From the Ashes, 1872-1900
A Selection of Documents from the Illinois State Archives
PETITION TO MODIFY THE FIRE LIMITS SO AS TO ALLOW INCREASED HOUSING
May 23, 1881
The city's fire limits, the area in which the outer surfaces of buildings had to be constructed of fireproof materials, were made coexistent with the corporate limits in 1874. This reform had been instituted as a result of pressure from fire insurance companies and the business community. The danger from fire had become so acute that insurance companies announced that if sweeping preventive measures were not undertaken, they would no longer issue protective policies. Chicago's population had reached approximately 395,408 in 1874. By 1881 it had swelled to over 530,000 with much of this increase coming from foreign immigration. The federal census of 1880 showed that of a total of 503,185 inhabitants, 204,859 had been born in foreign countries. Although the population grew by a third from 1874-1881, the amount of low-cost housing available in the city had increased hardly at all. And this was largely because fire limits regulations made housing construction expensive. Tenement houses were dark, poorly ventilated and densely populated. It was not uncommon for two families to live in the same room separated by a chalk line.
This petition on behalf of tenement residents was countered with a printed remonstrance against the same which was signed by all the city's fire insurance underwriters and hundreds of businessmen. The remonstrance stated that the fire limits ordinance was an absolute economic necessity and that the city had prospered as a result of it. The full city council voted on August 1 not to act upon the petition and ordered it placed on file.
Points to Consider
What was the problem being described in this document and how was it being addressed?
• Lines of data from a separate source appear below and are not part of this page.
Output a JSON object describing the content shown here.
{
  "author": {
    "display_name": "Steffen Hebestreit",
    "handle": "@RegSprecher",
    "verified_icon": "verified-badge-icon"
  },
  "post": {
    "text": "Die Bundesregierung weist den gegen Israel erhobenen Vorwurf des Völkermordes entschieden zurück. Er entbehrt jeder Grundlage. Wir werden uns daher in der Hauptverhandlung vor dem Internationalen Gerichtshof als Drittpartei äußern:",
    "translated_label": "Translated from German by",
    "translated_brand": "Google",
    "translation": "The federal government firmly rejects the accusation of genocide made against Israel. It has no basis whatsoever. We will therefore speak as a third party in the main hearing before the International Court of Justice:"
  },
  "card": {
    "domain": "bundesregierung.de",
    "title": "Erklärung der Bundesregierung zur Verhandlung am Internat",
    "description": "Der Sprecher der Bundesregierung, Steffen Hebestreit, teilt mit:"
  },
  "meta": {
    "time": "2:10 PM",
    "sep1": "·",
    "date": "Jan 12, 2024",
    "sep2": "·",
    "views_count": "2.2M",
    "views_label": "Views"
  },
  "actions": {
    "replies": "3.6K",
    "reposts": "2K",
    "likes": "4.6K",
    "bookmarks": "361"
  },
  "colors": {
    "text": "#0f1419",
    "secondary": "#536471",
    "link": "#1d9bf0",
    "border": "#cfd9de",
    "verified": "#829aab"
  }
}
What was the total population of Chicago in 1880 and what percent of residents was foreign-born? Which were the dominant ethnic groups?
Which political persuasion is suggested by the phrase, "the strife, between the Landlords and Tennants"?
Describe a Chicago tenement of 1881.